# What is needed
Each entry must be restated word for word, with nothing omitted.

# Data records
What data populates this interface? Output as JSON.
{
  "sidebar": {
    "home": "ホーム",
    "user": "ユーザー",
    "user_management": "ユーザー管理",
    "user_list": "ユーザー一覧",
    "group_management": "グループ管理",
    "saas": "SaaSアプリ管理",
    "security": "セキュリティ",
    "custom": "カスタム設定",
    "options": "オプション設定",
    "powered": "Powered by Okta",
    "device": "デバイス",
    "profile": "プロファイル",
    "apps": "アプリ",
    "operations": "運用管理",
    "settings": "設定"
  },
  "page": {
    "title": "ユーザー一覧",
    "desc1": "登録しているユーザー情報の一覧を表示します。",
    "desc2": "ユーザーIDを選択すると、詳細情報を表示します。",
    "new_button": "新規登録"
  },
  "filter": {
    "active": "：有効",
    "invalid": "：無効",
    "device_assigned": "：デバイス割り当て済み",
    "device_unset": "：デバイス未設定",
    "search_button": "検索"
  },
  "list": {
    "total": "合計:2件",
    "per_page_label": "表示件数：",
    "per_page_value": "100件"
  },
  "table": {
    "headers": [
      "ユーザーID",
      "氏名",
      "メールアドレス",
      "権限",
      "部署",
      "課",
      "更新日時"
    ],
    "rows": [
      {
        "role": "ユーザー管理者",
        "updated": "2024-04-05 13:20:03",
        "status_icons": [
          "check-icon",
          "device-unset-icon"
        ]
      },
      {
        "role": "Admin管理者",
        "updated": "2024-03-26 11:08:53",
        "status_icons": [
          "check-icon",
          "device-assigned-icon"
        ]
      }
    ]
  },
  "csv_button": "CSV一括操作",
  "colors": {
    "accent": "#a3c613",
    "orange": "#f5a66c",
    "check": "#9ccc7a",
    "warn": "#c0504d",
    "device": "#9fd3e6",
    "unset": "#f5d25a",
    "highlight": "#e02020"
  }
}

# Solution to this problem
What data populates this interface? Output as JSON.
{
  "sidebar": {
    "home": "ホーム",
    "user": "ユーザー",
    "user_management": "ユーザー管理",
    "user_list": "ユーザー一覧",
    "group_management": "グループ管理",
    "saas": "SaaSアプリ管理",
    "security": "セキュリティ",
    "custom": "カスタム設定",
    "options": "オプション設定",
    "powered": "Powered by Okta",
    "device": "デバイス",
    "profile": "プロファイル",
    "apps": "アプリ",
    "operations": "運用管理",
    "settings": "設定"
  },
  "page": {
    "title": "ユーザー一覧",
    "desc1": "登録しているユーザー情報の一覧を表示します。",
    "desc2": "ユーザーIDを選択すると、詳細情報を表示します。",
    "new_button": "新規登録"
  },
  "filter": {
    "active": "：有効",
    "invalid": "：無効",
    "device_assigned": "：デバイス割り当て済み",
    "device_unset": "：デバイス未設定",
    "search_button": "検索"
  },
  "list": {
    "total": "合計:2件",
    "per_page_label": "表示件数：",
    "per_page_value": "100件"
  },
  "table": {
    "headers": [
      "ユーザーID",
      "氏名",
      "メールアドレス",
      "権限",
      "部署",
      "課",
      "更新日時"
    ],
    "rows": [
      {
        "role": "ユーザー管理者",
        "updated": "2024-04-05 13:20:03",
        "status_icons": [
          "check-icon",
          "device-unset-icon"
        ]
      },
      {
        "role": "Admin管理者",
        "updated": "2024-03-26 11:08:53",
        "status_icons": [
          "check-icon",
          "device-assigned-icon"
        ]
      }
    ]
  },
  "csv_button": "CSV一括操作",
  "colors": {
    "accent": "#a3c613",
    "orange": "#f5a66c",
    "check": "#9ccc7a",
    "warn": "#c0504d",
    "device": "#9fd3e6",
    "unset": "#f5d25a",
    "highlight": "#e02020"
  }
}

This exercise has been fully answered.